Kyle Korver’s 17-year NBA journey has moved him from very white communities to primarily black locker rooms across the league.

Still, in the wake of George Floyd’s death and the coronavirus pandemic, the Milwaukee Bucks sharpshooter says he has a lot to learn about racial injustice. So, he says he supports whatever NBA players want to do before the league’s restart in Orlando, Florida.

“If my black teammates and friends and brothers feel like the best way to go about real change is to not play, I stand with them. I’m OK with that. If we think that is the best way for change, I care more about change happening than a championship,” Korver told ESPN analyst and retired NBA player Richard Jefferson during SportsCenter’s Instagram Live on Tuesday.

Oct 25, 2018; Detroit, MI, USA; Cleveland Cavaliers guard Kyle Korver (26) shoots the ball over Detroit Pistons forward Reggie Bullock (25) and guard Langston Galloway (9) during the fourth quarter at Little Caesars Arena. Mandatory Credit: Raj Mehta-USA TODAY Sports

“On the other side, I am on a team that feels like we could win, and I have never won. I would like to win. So, is there a way to do both? I think there’s a conversation there.”

“But, again, I’m going to follow the lead of my black brothers and teammates on this, and I stand with them in whatever they want to do,” he continued. “That’s what I want to do. I want change to happen, and I want to be a part of that in whatever role that I can, but I am also waiting for the NBA. I think there’s an opportunity in Orlando for us to be like, ‘Hey, how can we highlight change?’ The NFL’s come out with the $250 million and kind of their pledge of how they’re going to be about change, but what’s the NBA going to do? I happen to believe that the NBA is the best league, by far, and I’m so hopeful for what they’re going to come out with.”

A coalition of players led by Brooklyn Nets All-Star Kyrie Irving and Los Angeles Lakers guard Avery Bradley is pushing to hear the NBA’s plan for black causes before the restart. Korver talked about being a white player willing to support black teammates in the Black Lives Matter movement.

As a member of the Utah Jazz in 2019, Korver penned a first-person account for The Players’ Tribune titled “Privileged,” in which he acknowledged the issues of white privilege and racism following a racially charged incident between Russell Westbrook and a Jazz fan (after which the fan was permanently banned from the NBA).

Korver said he sees this situation as another opportunity to use his platform.
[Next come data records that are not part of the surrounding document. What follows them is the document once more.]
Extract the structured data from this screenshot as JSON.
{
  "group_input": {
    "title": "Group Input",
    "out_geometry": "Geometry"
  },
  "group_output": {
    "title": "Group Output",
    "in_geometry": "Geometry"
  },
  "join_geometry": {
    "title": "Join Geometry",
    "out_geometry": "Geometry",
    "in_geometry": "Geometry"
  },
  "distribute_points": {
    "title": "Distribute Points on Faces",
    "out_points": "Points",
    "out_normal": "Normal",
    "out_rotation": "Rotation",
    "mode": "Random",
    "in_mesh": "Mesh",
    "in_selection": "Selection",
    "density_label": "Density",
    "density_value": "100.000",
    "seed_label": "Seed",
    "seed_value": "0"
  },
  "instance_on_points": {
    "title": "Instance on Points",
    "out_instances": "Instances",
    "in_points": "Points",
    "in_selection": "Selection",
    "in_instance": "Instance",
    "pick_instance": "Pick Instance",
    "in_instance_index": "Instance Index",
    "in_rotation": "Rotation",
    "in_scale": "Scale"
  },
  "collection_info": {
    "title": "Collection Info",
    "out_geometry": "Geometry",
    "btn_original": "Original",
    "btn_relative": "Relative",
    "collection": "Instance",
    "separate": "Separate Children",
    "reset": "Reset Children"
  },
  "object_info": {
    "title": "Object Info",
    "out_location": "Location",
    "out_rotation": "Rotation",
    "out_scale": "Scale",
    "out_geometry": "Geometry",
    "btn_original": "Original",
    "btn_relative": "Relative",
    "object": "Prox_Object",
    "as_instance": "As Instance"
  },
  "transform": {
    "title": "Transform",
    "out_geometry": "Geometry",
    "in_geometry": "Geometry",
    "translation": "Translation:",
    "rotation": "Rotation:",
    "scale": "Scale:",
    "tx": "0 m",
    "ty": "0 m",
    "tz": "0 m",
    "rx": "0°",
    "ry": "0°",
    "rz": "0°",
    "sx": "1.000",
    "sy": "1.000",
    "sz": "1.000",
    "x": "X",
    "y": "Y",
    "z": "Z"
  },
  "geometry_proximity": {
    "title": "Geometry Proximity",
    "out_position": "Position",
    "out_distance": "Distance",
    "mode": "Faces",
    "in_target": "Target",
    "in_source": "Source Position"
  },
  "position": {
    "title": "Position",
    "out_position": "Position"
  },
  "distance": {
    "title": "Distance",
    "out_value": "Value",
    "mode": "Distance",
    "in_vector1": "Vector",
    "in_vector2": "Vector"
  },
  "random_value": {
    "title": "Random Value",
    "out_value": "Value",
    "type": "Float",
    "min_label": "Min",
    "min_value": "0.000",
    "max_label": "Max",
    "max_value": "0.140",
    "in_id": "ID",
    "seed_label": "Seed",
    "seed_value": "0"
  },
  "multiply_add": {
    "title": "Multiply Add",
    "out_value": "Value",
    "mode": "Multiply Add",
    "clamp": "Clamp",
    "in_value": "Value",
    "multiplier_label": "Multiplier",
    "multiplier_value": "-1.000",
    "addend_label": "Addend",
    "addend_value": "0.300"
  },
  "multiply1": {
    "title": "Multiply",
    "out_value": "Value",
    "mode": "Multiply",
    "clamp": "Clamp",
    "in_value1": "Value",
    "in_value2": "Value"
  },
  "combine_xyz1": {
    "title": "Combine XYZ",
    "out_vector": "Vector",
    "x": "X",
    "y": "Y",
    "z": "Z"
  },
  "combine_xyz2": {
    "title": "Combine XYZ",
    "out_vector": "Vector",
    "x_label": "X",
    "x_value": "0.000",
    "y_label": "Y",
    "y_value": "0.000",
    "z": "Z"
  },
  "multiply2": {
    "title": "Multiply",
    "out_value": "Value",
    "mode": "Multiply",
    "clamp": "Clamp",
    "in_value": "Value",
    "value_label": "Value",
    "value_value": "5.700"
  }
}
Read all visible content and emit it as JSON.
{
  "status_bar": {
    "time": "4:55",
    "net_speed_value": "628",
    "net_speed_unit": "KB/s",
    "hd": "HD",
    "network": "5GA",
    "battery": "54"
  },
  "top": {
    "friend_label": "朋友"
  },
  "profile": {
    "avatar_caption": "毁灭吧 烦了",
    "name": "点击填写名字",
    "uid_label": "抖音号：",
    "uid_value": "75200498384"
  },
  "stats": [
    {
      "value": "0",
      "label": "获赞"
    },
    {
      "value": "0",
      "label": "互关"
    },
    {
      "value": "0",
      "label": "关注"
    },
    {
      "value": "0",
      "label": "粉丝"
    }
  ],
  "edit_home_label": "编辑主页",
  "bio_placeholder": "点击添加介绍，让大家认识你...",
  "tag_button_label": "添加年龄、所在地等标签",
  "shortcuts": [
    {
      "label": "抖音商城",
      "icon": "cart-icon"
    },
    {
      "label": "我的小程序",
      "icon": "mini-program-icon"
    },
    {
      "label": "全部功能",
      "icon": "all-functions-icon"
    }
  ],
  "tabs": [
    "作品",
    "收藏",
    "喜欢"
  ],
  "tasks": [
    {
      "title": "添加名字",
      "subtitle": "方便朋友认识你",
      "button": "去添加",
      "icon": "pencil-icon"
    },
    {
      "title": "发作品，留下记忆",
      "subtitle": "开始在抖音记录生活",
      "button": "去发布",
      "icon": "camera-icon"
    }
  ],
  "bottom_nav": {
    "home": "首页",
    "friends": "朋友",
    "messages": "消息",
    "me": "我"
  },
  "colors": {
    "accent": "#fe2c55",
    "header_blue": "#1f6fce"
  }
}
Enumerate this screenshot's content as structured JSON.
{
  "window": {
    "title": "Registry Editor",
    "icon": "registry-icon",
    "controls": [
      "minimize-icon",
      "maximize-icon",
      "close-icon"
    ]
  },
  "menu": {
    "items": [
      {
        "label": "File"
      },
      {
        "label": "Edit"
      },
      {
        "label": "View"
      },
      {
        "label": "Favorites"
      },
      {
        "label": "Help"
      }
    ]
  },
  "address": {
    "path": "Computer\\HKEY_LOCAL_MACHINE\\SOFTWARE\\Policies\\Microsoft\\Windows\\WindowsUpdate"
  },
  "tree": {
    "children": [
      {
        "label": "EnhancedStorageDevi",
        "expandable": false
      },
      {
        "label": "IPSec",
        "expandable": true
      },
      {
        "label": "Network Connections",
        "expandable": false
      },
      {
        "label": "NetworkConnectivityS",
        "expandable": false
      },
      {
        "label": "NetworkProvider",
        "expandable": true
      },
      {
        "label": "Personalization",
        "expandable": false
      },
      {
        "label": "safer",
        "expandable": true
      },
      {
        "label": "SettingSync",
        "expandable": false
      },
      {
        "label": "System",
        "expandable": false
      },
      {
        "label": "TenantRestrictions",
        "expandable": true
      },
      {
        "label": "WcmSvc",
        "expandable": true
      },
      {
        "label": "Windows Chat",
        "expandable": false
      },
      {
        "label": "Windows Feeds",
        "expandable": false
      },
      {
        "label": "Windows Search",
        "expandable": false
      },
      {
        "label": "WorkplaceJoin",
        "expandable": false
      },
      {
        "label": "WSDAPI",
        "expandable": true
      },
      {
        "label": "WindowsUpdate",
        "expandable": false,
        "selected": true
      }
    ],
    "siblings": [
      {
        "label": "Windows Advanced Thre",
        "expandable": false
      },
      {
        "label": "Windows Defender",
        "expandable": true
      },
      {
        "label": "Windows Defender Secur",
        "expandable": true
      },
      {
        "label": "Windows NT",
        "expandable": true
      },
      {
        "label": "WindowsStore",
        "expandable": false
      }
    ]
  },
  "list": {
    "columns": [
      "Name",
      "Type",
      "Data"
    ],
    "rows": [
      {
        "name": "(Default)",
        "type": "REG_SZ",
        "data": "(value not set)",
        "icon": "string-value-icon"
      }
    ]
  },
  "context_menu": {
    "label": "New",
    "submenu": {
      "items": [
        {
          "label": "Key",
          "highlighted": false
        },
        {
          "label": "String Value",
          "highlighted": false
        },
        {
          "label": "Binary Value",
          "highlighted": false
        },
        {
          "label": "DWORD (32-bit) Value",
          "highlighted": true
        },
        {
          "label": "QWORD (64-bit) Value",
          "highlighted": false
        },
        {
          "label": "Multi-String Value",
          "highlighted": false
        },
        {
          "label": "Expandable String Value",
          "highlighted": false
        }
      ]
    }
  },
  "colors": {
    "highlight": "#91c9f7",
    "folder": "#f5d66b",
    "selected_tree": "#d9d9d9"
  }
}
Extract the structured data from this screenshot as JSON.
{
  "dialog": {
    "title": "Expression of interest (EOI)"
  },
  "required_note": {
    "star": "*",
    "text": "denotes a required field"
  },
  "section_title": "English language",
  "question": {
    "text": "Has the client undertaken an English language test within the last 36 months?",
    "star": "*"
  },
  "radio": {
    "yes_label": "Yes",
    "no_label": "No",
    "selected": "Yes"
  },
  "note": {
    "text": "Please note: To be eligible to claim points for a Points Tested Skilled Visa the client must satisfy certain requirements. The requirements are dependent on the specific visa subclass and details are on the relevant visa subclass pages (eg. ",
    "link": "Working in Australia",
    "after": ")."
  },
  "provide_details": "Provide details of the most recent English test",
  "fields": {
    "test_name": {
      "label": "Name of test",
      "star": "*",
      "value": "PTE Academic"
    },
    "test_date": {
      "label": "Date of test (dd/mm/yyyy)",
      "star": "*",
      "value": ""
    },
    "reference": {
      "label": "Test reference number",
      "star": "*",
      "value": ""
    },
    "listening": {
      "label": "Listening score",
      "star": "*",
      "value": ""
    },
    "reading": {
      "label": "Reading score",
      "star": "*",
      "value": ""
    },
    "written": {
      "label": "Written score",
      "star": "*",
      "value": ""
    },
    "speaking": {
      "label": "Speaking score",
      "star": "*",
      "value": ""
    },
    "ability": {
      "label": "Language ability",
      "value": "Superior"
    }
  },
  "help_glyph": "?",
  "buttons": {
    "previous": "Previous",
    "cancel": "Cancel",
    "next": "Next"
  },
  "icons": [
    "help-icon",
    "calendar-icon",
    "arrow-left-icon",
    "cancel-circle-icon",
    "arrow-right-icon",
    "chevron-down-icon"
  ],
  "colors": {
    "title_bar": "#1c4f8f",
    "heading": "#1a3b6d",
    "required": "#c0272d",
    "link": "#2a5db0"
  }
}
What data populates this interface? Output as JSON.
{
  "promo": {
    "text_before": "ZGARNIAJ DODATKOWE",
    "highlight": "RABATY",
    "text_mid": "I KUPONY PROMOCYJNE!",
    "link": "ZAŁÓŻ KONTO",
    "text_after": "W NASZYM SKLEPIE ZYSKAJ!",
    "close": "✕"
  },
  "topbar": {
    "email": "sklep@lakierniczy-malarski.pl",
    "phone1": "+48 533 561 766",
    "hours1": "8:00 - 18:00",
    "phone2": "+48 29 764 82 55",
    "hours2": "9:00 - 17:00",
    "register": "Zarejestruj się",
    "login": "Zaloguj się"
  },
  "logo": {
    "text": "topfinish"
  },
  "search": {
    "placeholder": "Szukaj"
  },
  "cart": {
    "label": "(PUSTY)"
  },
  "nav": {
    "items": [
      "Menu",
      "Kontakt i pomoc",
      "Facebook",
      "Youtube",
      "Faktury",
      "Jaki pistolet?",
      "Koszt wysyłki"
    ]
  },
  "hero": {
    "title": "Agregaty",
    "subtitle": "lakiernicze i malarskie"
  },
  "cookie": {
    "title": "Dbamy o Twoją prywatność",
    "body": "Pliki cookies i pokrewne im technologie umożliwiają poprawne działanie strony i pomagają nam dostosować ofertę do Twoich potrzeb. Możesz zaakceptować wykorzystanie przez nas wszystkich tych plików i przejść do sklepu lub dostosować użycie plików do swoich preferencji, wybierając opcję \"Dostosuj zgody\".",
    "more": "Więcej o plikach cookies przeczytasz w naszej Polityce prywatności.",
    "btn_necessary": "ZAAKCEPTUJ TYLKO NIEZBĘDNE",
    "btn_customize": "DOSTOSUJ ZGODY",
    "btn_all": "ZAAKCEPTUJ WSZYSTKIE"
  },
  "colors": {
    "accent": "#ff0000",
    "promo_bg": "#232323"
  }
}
“First, I think that everyone who’s engaging in this conversation right now, whatever stance you may have, wants significant and real change to happen,” Korver said. “I feel like there’s been a lot of criticism towards different groups of what’s right and what’s wrong. And I think first, we just acknowledge that change needs to happen. And so, whatever we choose to do, there needs to be a plan and we need to be unified and we need to go for it.”

Courtesy: ESPN


Please enter your comment!
Please enter your name here